Thirteen teams took to the Delta High School track Friday night to raise funds for the American Cancer Society by participating in the annual Relay For Life. By the time the sun peeked over the horizon Saturday morning, the 121 registered relayers had raised $29,922 for the fight against cancer.
The top three teams were The Pondy, $8,481; Walmart, $8,160; and Ribbons of the Rockies, $4,850. Natalie Fresquez was the top individual fundraiser.
There were fewer participants this year, noted event chairman Angela Schwarz, but they managed to raise nearly the same amount of money as last year. Schwarz said the total averaged just over $247 per person -- the highest per capita fundraising for Western Slope relays.
"It's truly amazing," Schwarz said. "We're certainly not the richest county in the state, and when you look at everything we've gone through with job loss, the economy ... these relayers blow my mind every year."
Schwarz said many of the teams -- including The Pondy -- have been raising funds for some time. Bad News Blairs and Squares had a booth at AppleFest 2014.
"These teams fundraise all year. All of them have their own stories, reasons they relay. They're a tough group of people and they totally deserve the kudos. They don't ever give up. That makes my heart happy."
More than four million people in over 20 countries raise funds and awareness through the Relay For Life movement. The Relay For Life is also an opportunity to celebrate those who have overcome cancer, as survivors were honored during the first lap around the track.
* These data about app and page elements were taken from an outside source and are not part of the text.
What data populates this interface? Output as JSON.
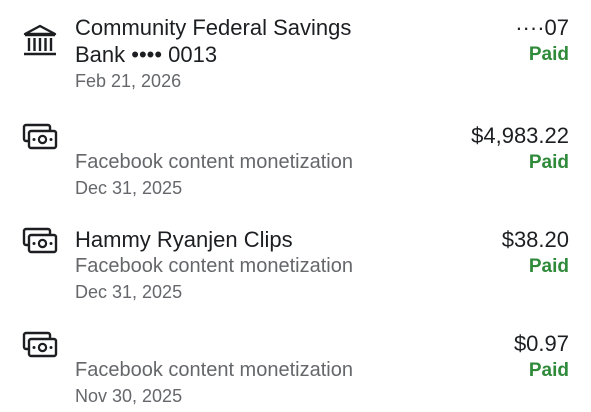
{
  "payouts": [
    {
      "icon": "bank-icon",
      "title": "Community Federal Savings Bank •••• 0013",
      "subtitle": "",
      "date": "Feb 21, 2026",
      "amount": "····07",
      "status": "Paid"
    },
    {
      "icon": "cash-icon",
      "title": "",
      "subtitle": "Facebook content monetization",
      "date": "Dec 31, 2025",
      "amount": "$4,983.22",
      "status": "Paid"
    },
    {
      "icon": "cash-icon",
      "title": "Hammy Ryanjen Clips",
      "subtitle": "Facebook content monetization",
      "date": "Dec 31, 2025",
      "amount": "$38.20",
      "status": "Paid"
    },
    {
      "icon": "cash-icon",
      "title": "",
      "subtitle": "Facebook content monetization",
      "date": "Nov 30, 2025",
      "amount": "$0.97",
      "status": "Paid"
    }
  ],
  "colors": {
    "paid": "#2f8a3a",
    "primary_text": "#1c1e21",
    "secondary_text": "#65676b"
  }
}
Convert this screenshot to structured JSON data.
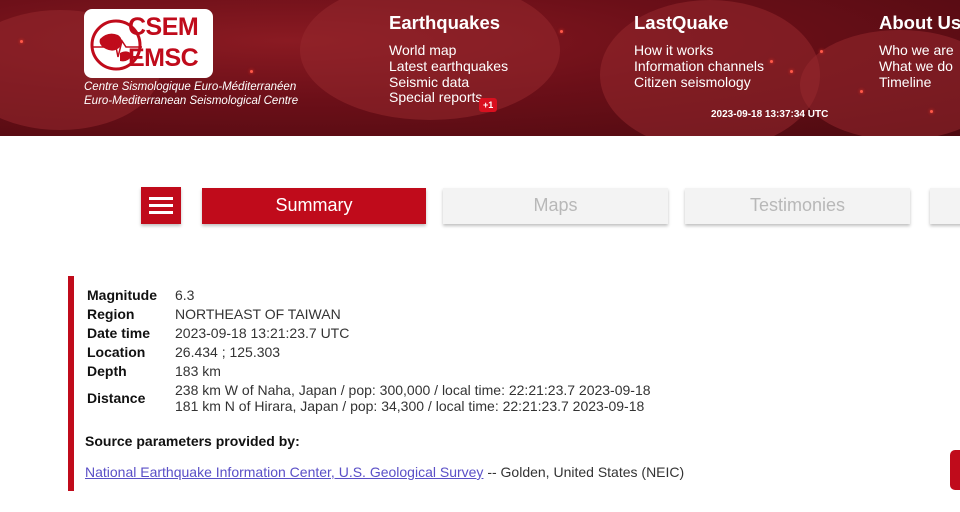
{
  "header": {
    "logo": {
      "line1": "CSEM",
      "line2": "EMSC"
    },
    "tagline_fr": "Centre Sismologique Euro-Méditerranéen",
    "tagline_en": "Euro-Mediterranean Seismological Centre",
    "nav": [
      {
        "heading": "Earthquakes",
        "links": [
          "World map",
          "Latest earthquakes",
          "Seismic data",
          "Special reports"
        ]
      },
      {
        "heading": "LastQuake",
        "links": [
          "How it works",
          "Information channels",
          "Citizen seismology"
        ]
      },
      {
        "heading": "About Us",
        "links": [
          "Who we are",
          "What we do",
          "Timeline"
        ]
      }
    ],
    "badge": "+1",
    "clock": "2023-09-18 13:37:34 UTC"
  },
  "tabs": [
    "Summary",
    "Maps",
    "Testimonies"
  ],
  "active_tab": "Summary",
  "event": {
    "rows": [
      {
        "label": "Magnitude",
        "value": "6.3"
      },
      {
        "label": "Region",
        "value": "NORTHEAST OF TAIWAN"
      },
      {
        "label": "Date time",
        "value": "2023-09-18 13:21:23.7 UTC"
      },
      {
        "label": "Location",
        "value": "26.434 ; 125.303"
      },
      {
        "label": "Depth",
        "value": "183 km"
      }
    ],
    "distance_label": "Distance",
    "distance_values": [
      "238 km W of Naha, Japan / pop: 300,000 / local time: 22:21:23.7 2023-09-18",
      "181 km N of Hirara, Japan / pop: 34,300 / local time: 22:21:23.7 2023-09-18"
    ],
    "source_title": "Source parameters provided by:",
    "source_link": "National Earthquake Information Center, U.S. Geological Survey",
    "source_suffix": " -- Golden, United States (NEIC)"
  },
  "colors": {
    "brand_red": "#c00b1b",
    "header_dark": "#6b0f18",
    "link": "#5a4fc7"
  }
}
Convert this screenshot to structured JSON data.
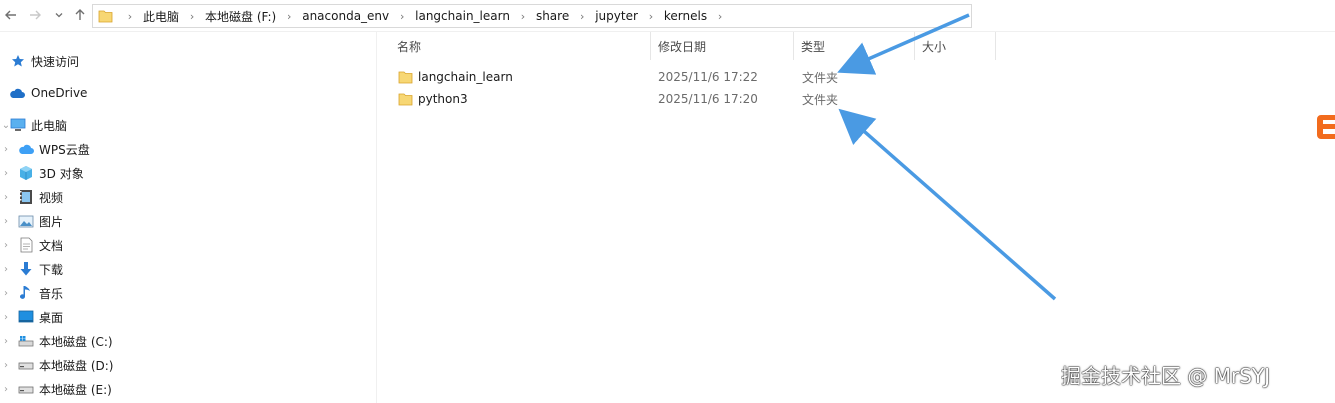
{
  "window": {
    "breadcrumbs": [
      "此电脑",
      "本地磁盘 (F:)",
      "anaconda_env",
      "langchain_learn",
      "share",
      "jupyter",
      "kernels"
    ]
  },
  "navigation": {
    "back_icon": "arrow-left-icon",
    "forward_icon": "arrow-right-icon",
    "recent_icon": "chevron-down-icon",
    "up_icon": "arrow-up-icon"
  },
  "sidebar": {
    "items": [
      {
        "label": "快速访问",
        "icon": "star-icon"
      },
      {
        "label": "OneDrive",
        "icon": "cloud-icon"
      },
      {
        "label": "此电脑",
        "icon": "pc-icon"
      },
      {
        "label": "WPS云盘",
        "icon": "wps-cloud-icon"
      },
      {
        "label": "3D 对象",
        "icon": "3d-objects-icon"
      },
      {
        "label": "视频",
        "icon": "video-icon"
      },
      {
        "label": "图片",
        "icon": "pictures-icon"
      },
      {
        "label": "文档",
        "icon": "documents-icon"
      },
      {
        "label": "下载",
        "icon": "download-icon"
      },
      {
        "label": "音乐",
        "icon": "music-icon"
      },
      {
        "label": "桌面",
        "icon": "desktop-icon"
      },
      {
        "label": "本地磁盘 (C:)",
        "icon": "drive-icon"
      },
      {
        "label": "本地磁盘 (D:)",
        "icon": "drive-icon"
      },
      {
        "label": "本地磁盘 (E:)",
        "icon": "drive-icon"
      }
    ]
  },
  "main": {
    "columns": {
      "name": "名称",
      "modified": "修改日期",
      "type": "类型",
      "size": "大小"
    },
    "rows": [
      {
        "name": "langchain_learn",
        "modified": "2025/11/6 17:22",
        "type": "文件夹"
      },
      {
        "name": "python3",
        "modified": "2025/11/6 17:20",
        "type": "文件夹"
      }
    ]
  },
  "watermark": {
    "text": "掘金技术社区 @ MrSYJ"
  },
  "colors": {
    "folder": "#f7c948",
    "folder_dark": "#e6a817",
    "accent_blue": "#3b8fd9",
    "arrow": "#4a9ae3",
    "logo_orange": "#f26b1d"
  }
}
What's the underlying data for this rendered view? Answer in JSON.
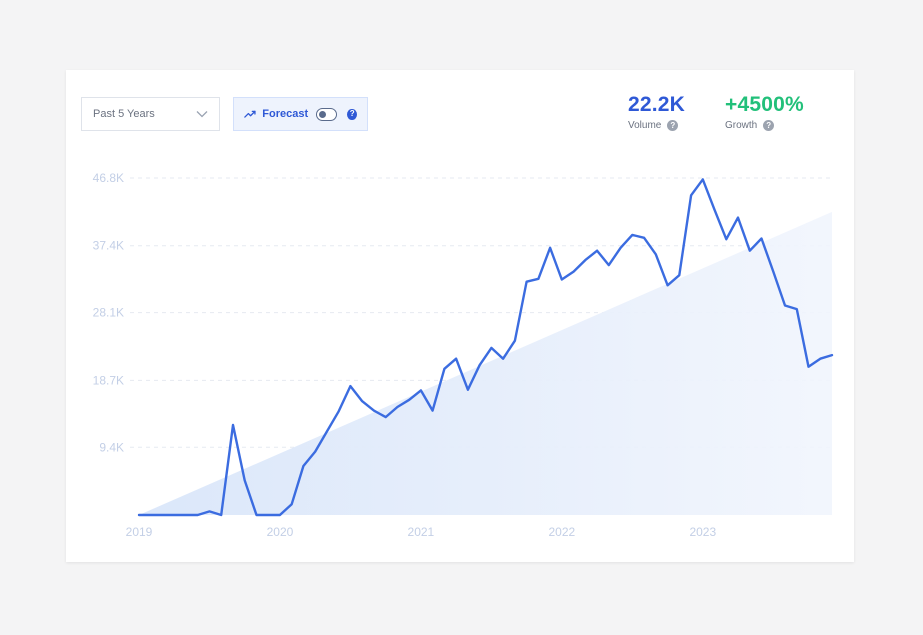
{
  "controls": {
    "range_label": "Past 5 Years",
    "forecast_label": "Forecast",
    "forecast_on": false
  },
  "metrics": {
    "volume_value": "22.2K",
    "volume_label": "Volume",
    "growth_value": "+4500%",
    "growth_label": "Growth"
  },
  "colors": {
    "line": "#3b6ce0",
    "volume": "#2f59d6",
    "growth": "#22c07a",
    "trend_fill": "#dbe7fa",
    "tick": "#c3cfe6",
    "grid": "#e6eaf1"
  },
  "chart_data": {
    "type": "line",
    "x_start": "2019-01",
    "x_step": "month",
    "ylim": [
      0,
      46800
    ],
    "yticks": [
      "9.4K",
      "18.7K",
      "28.1K",
      "37.4K",
      "46.8K"
    ],
    "ytick_values": [
      9400,
      18700,
      28100,
      37400,
      46800
    ],
    "xticks": [
      "2019",
      "2020",
      "2021",
      "2022",
      "2023"
    ],
    "grid": true,
    "trend": {
      "start": 0,
      "end": 42100
    },
    "series": [
      {
        "values": [
          0,
          0,
          0,
          0,
          0,
          0,
          500,
          0,
          12500,
          4800,
          0,
          0,
          0,
          1500,
          6800,
          8800,
          11600,
          14400,
          17900,
          15800,
          14500,
          13600,
          15000,
          16000,
          17300,
          14500,
          20300,
          21700,
          17400,
          20800,
          23200,
          21700,
          24200,
          32400,
          32800,
          37100,
          32700,
          33800,
          35400,
          36700,
          34700,
          37100,
          38900,
          38500,
          36200,
          31900,
          33300,
          44400,
          46600,
          42400,
          38300,
          41300,
          36700,
          38400,
          33800,
          29100,
          28600,
          20600,
          21700,
          22200
        ]
      }
    ]
  }
}
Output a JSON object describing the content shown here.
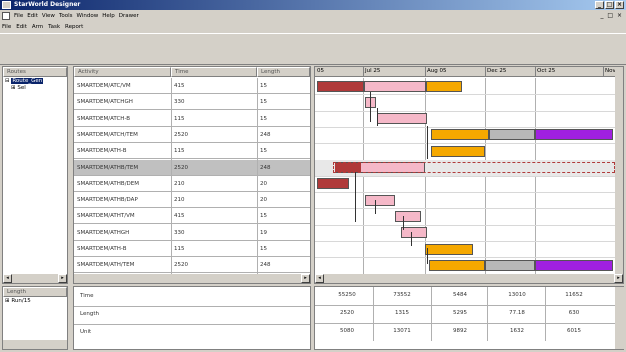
{
  "window": {
    "title": "StarWorld Designer"
  },
  "menu": [
    "File",
    "Edit",
    "View",
    "Tools",
    "Window",
    "Help",
    "Drawer"
  ],
  "menu2": [
    "File",
    "Edit",
    "Arm",
    "Task",
    "Report"
  ],
  "tree": {
    "header": "Routes",
    "items": [
      "Route_Gen",
      "Sel"
    ]
  },
  "tree2": {
    "header": "Length",
    "items": [
      "Run/15"
    ]
  },
  "table": {
    "headers": [
      "Activity",
      "Time",
      "Length"
    ],
    "rows": [
      {
        "activity": "SMARTDEM/ATC/VM",
        "time": "415",
        "length": "15"
      },
      {
        "activity": "SMARTDEM/ATCHGH",
        "time": "330",
        "length": "15"
      },
      {
        "activity": "SMARTDEM/ATCH-B",
        "time": "115",
        "length": "15"
      },
      {
        "activity": "SMARTDEM/ATCH/TEM",
        "time": "2520",
        "length": "248"
      },
      {
        "activity": "SMARTDEM/ATH-B",
        "time": "115",
        "length": "15"
      },
      {
        "activity": "SMARTDEM/ATHB/TEM",
        "time": "2520",
        "length": "248"
      },
      {
        "activity": "SMARTDEM/ATHB/DEM",
        "time": "210",
        "length": "20"
      },
      {
        "activity": "SMARTDEM/ATHB/DAP",
        "time": "210",
        "length": "20"
      },
      {
        "activity": "SMARTDEM/ATHT/VM",
        "time": "415",
        "length": "15"
      },
      {
        "activity": "SMARTDEM/ATHGH",
        "time": "330",
        "length": "19"
      },
      {
        "activity": "SMARTDEM/ATH-B",
        "time": "115",
        "length": "15"
      },
      {
        "activity": "SMARTDEM/ATH/TEM",
        "time": "2520",
        "length": "248"
      }
    ]
  },
  "timeline": {
    "labels": [
      "05",
      "Jul 25",
      "Aug 05",
      "Dec 25",
      "Oct 25",
      "Nov"
    ]
  },
  "bottom": {
    "rows": [
      "Time",
      "Length",
      "Unit"
    ],
    "values": [
      [
        "55250",
        "73552",
        "5484",
        "13010",
        "11652"
      ],
      [
        "2520",
        "1315",
        "5295",
        "77.18",
        "630"
      ],
      [
        "5080",
        "13071",
        "9892",
        "1632",
        "6015"
      ]
    ]
  },
  "colors": {
    "red": "#b03a3a",
    "pink": "#f5b8c8",
    "orange": "#f5a800",
    "gray": "#b8b8b8",
    "purple": "#a020e0"
  }
}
This year's honorary survivor, Isabel Fresquez, has fought both breast and cervical cancer. "She is my sister, my hero," said caregiver Viola Nutt. Both women referred to their father, who died of pancreatic cancer at the age of 82. They participate in Relay For Life because the event helps fund research into the earlier detection and diagnosis of pancreatic cancer. The American Cancer Society also helps people like Fresquez cope with cancer through a variety of programs.
During the opening ceremonies, Nutt spoke eloquently about the challenges experienced by caregivers, which pale in comparison to the hurdles faced by their loved ones.
After event chair Angela Schwarz sang the national anthem and Boy Scout Troop 485 presented the colors, the event opened with a survivors' lap.
Survivors walked a half lap alone, because that's how they started their journey. Then they were joined by the caregivers who have stood by their side in the battle against cancer.
After the survivors' lap, team members took turns walking through the night.
The theme of this year's event, "Once Upon A Time," inspired a number of games to keep the energy level high, including a fairy tale relay and a fairy tale edition of a newspaper fashion show.
At dusk, luminarias were lit to honor those who are currently fighting cancer or those who have lost the battle. Following a short ceremony, everyone walked a silent lap in the darkened stadium, remembering those who were represented on the luminaries.
Prior to the opening ceremony, survivors and their caregivers enjoyed a delicious meal catered by Daveto's Italian Restaurant at Redeemer Lutheran Church.
The election results are in at the local, state and national level, and as expected, Democrats are doing well in state and national races. Colorado has elected Jared Polis as governor; nationally the Republicans appear to retain control of the Senate while Democrats now control the House of Representative.
With a ballot full of local and state measures, voter turnout in Delta County topped 71%, with 15,889 ballots cast. Statewide, voter turnout was just over 52%.
Of the three Delta County residents seeking state offices, Matt Soper won over Thea Chase in State Representative Dist. 54; Mike Mason lost to Julie McCluskie in State Representative Dist. 61; and Olen Lund lost to Kerry Donovan in State Senate Dist. 5.
Locally, in the City of Delta voters rejected a .5% sales tax increase to fund recreation, as well as recreational marijuana sales. The sale of medical marijuana and cultivation/manufacturing facilities was approved by a slim margin. Delta voters also gave the city the green light to move forward with selling or trading the Cottonwood and Riverbend Park, and to sell the old Municipal Light and Power Building.